__Excerpts from an interface dataset__.
/---
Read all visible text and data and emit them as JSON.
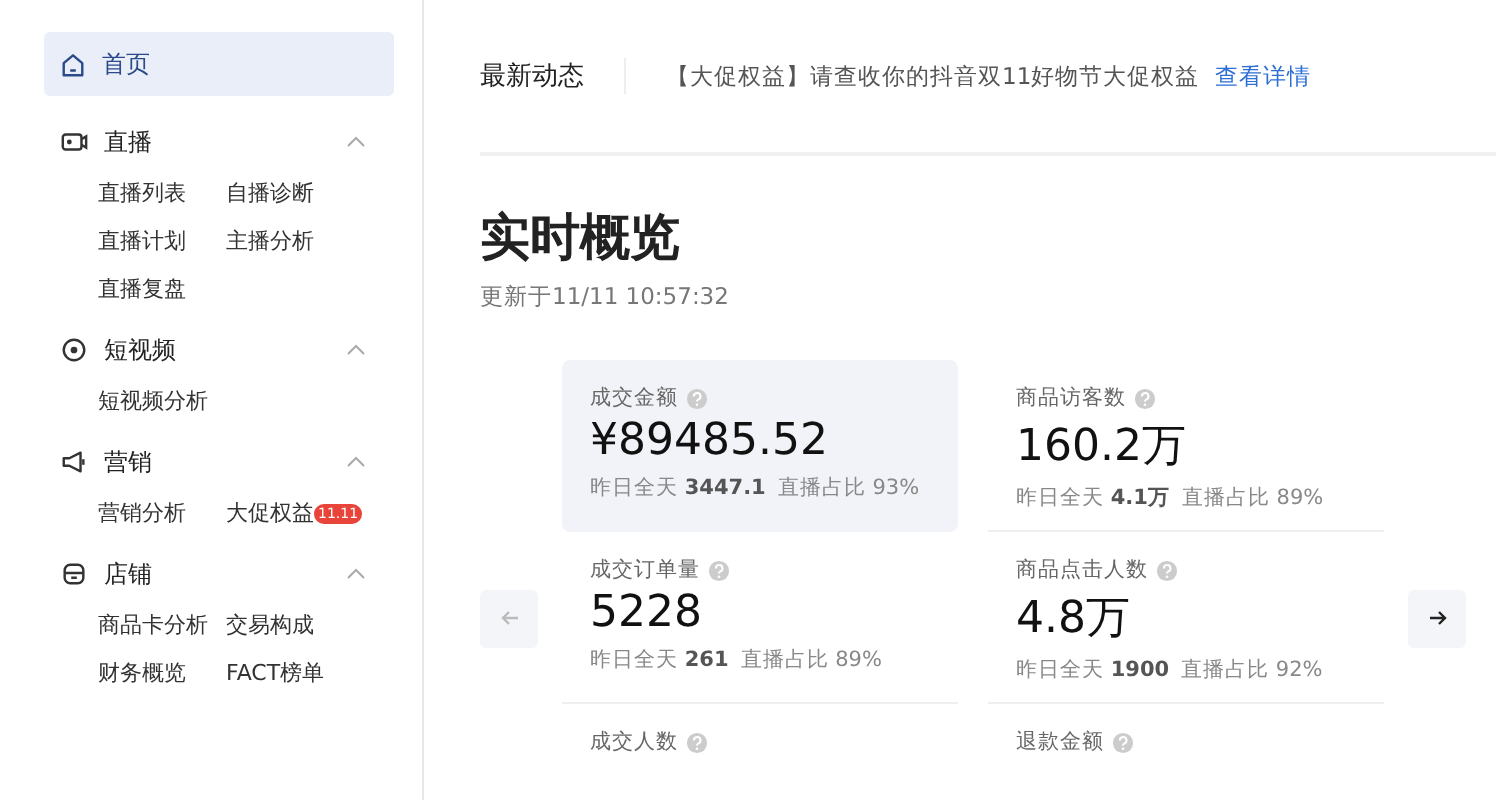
{
  "sidebar": {
    "home": {
      "label": "首页",
      "selected": true
    },
    "sections": [
      {
        "kind": "live",
        "title": "直播",
        "expanded": true,
        "items": [
          {
            "label": "直播列表"
          },
          {
            "label": "自播诊断"
          },
          {
            "label": "直播计划"
          },
          {
            "label": "主播分析"
          },
          {
            "label": "直播复盘"
          }
        ]
      },
      {
        "kind": "video",
        "title": "短视频",
        "expanded": true,
        "items": [
          {
            "label": "短视频分析"
          }
        ]
      },
      {
        "kind": "marketing",
        "title": "营销",
        "expanded": true,
        "items": [
          {
            "label": "营销分析"
          },
          {
            "label": "大促权益",
            "badge": "11.11"
          }
        ]
      },
      {
        "kind": "shop",
        "title": "店铺",
        "expanded": true,
        "items": [
          {
            "label": "商品卡分析"
          },
          {
            "label": "交易构成"
          },
          {
            "label": "财务概览"
          },
          {
            "label": "FACT榜单"
          }
        ]
      }
    ]
  },
  "news": {
    "title": "最新动态",
    "message": "【大促权益】请查收你的抖音双11好物节大促权益",
    "link": "查看详情"
  },
  "overview": {
    "title": "实时概览",
    "updated": "更新于11/11  10:57:32",
    "cards": [
      {
        "label": "成交金额",
        "value": "¥89485.52",
        "yesterday_label": "昨日全天",
        "yesterday": "3447.1",
        "share_label": "直播占比",
        "share": "93%",
        "selected": true
      },
      {
        "label": "商品访客数",
        "value": "160.2万",
        "yesterday_label": "昨日全天",
        "yesterday": "4.1万",
        "share_label": "直播占比",
        "share": "89%",
        "selected": false
      },
      {
        "label": "成交订单量",
        "value": "5228",
        "yesterday_label": "昨日全天",
        "yesterday": "261",
        "share_label": "直播占比",
        "share": "89%",
        "selected": false
      },
      {
        "label": "商品点击人数",
        "value": "4.8万",
        "yesterday_label": "昨日全天",
        "yesterday": "1900",
        "share_label": "直播占比",
        "share": "92%",
        "selected": false
      },
      {
        "label": "成交人数",
        "selected": false
      },
      {
        "label": "退款金额",
        "selected": false
      }
    ]
  }
}
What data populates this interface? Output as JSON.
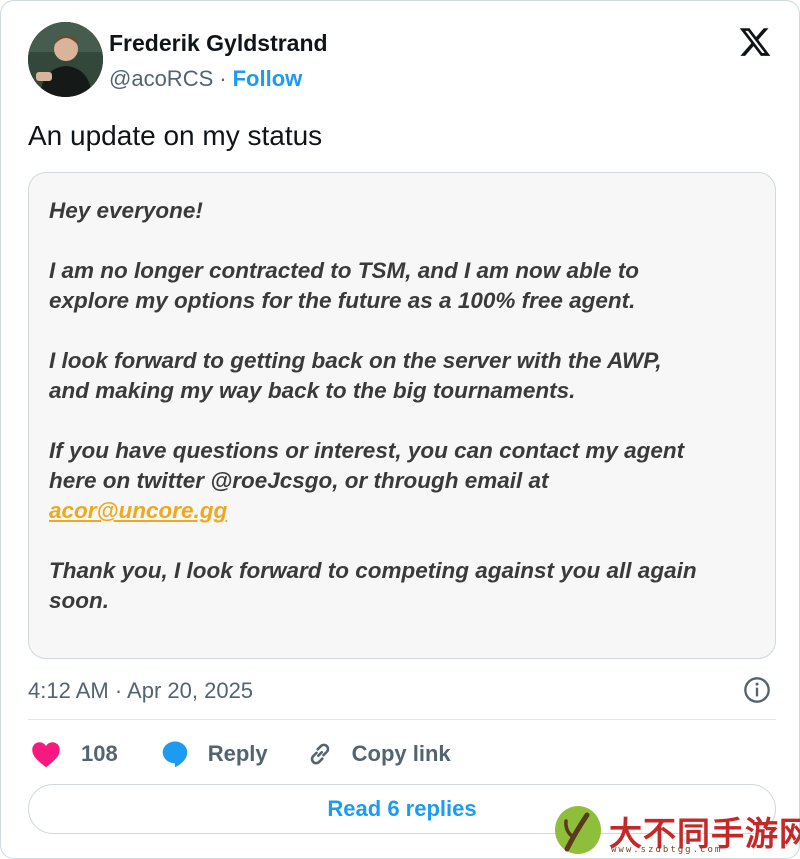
{
  "author": {
    "name": "Frederik Gyldstrand",
    "handle": "@acoRCS",
    "separator": "·",
    "follow_label": "Follow"
  },
  "tweet": {
    "text": "An update on my status",
    "image_text": {
      "greeting": "Hey everyone!",
      "para1": "I am no longer contracted to TSM, and I am now able to\nexplore my options for the future as a 100% free agent.",
      "para2": "I look forward to getting back on the server with the AWP,\nand making my way back to the big tournaments.",
      "para3": "If you have questions or interest, you can contact my agent\nhere on twitter @roeJcsgo, or through email at",
      "email": "acor@uncore.gg",
      "para4": "Thank you, I look forward to competing against you all again\nsoon."
    },
    "timestamp": "4:12 AM · Apr 20, 2025"
  },
  "actions": {
    "like_count": "108",
    "reply_label": "Reply",
    "copy_link_label": "Copy link"
  },
  "read_replies_label": "Read 6 replies",
  "watermark": {
    "text": "大不同手游网",
    "url": "www.szdbtgg.com"
  },
  "colors": {
    "accent": "#1d9bf0",
    "like": "#f91880",
    "email": "#f0a81f",
    "watermark": "#c62828"
  },
  "icons": [
    "x-logo-icon",
    "info-icon",
    "heart-icon",
    "reply-bubble-icon",
    "link-icon",
    "leaf-logo-icon"
  ]
}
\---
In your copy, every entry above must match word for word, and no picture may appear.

Read all visible text and data and emit them as JSON.
{
  "sidebar": {
    "home": {
      "label": "首页",
      "selected": true
    },
    "sections": [
      {
        "kind": "live",
        "title": "直播",
        "expanded": true,
        "items": [
          {
            "label": "直播列表"
          },
          {
            "label": "自播诊断"
          },
          {
            "label": "直播计划"
          },
          {
            "label": "主播分析"
          },
          {
            "label": "直播复盘"
          }
        ]
      },
      {
        "kind": "video",
        "title": "短视频",
        "expanded": true,
        "items": [
          {
            "label": "短视频分析"
          }
        ]
      },
      {
        "kind": "marketing",
        "title": "营销",
        "expanded": true,
        "items": [
          {
            "label": "营销分析"
          },
          {
            "label": "大促权益",
            "badge": "11.11"
          }
        ]
      },
      {
        "kind": "shop",
        "title": "店铺",
        "expanded": true,
        "items": [
          {
            "label": "商品卡分析"
          },
          {
            "label": "交易构成"
          },
          {
            "label": "财务概览"
          },
          {
            "label": "FACT榜单"
          }
        ]
      }
    ]
  },
  "news": {
    "title": "最新动态",
    "message": "【大促权益】请查收你的抖音双11好物节大促权益",
    "link": "查看详情"
  },
  "overview": {
    "title": "实时概览",
    "updated": "更新于11/11  10:57:32",
    "cards": [
      {
        "label": "成交金额",
        "value": "¥89485.52",
        "yesterday_label": "昨日全天",
        "yesterday": "3447.1",
        "share_label": "直播占比",
        "share": "93%",
        "selected": true
      },
      {
        "label": "商品访客数",
        "value": "160.2万",
        "yesterday_label": "昨日全天",
        "yesterday": "4.1万",
        "share_label": "直播占比",
        "share": "89%",
        "selected": false
      },
      {
        "label": "成交订单量",
        "value": "5228",
        "yesterday_label": "昨日全天",
        "yesterday": "261",
        "share_label": "直播占比",
        "share": "89%",
        "selected": false
      },
      {
        "label": "商品点击人数",
        "value": "4.8万",
        "yesterday_label": "昨日全天",
        "yesterday": "1900",
        "share_label": "直播占比",
        "share": "92%",
        "selected": false
      },
      {
        "label": "成交人数",
        "selected": false
      },
      {
        "label": "退款金额",
        "selected": false
      }
    ]
  }
}
What data populates this interface? Output as JSON.
{
  "author": {
    "name": "Frederik Gyldstrand",
    "handle": "@acoRCS",
    "separator": "·",
    "follow_label": "Follow"
  },
  "tweet": {
    "text": "An update on my status",
    "image_text": {
      "greeting": "Hey everyone!",
      "para1": "I am no longer contracted to TSM, and I am now able to\nexplore my options for the future as a 100% free agent.",
      "para2": "I look forward to getting back on the server with the AWP,\nand making my way back to the big tournaments.",
      "para3": "If you have questions or interest, you can contact my agent\nhere on twitter @roeJcsgo, or through email at",
      "email": "acor@uncore.gg",
      "para4": "Thank you, I look forward to competing against you all again\nsoon."
    },
    "timestamp": "4:12 AM · Apr 20, 2025"
  },
  "actions": {
    "like_count": "108",
    "reply_label": "Reply",
    "copy_link_label": "Copy link"
  },
  "read_replies_label": "Read 6 replies",
  "watermark": {
    "text": "大不同手游网",
    "url": "www.szdbtgg.com"
  },
  "colors": {
    "accent": "#1d9bf0",
    "like": "#f91880",
    "email": "#f0a81f",
    "watermark": "#c62828"
  },
  "icons": [
    "x-logo-icon",
    "info-icon",
    "heart-icon",
    "reply-bubble-icon",
    "link-icon",
    "leaf-logo-icon"
  ]
}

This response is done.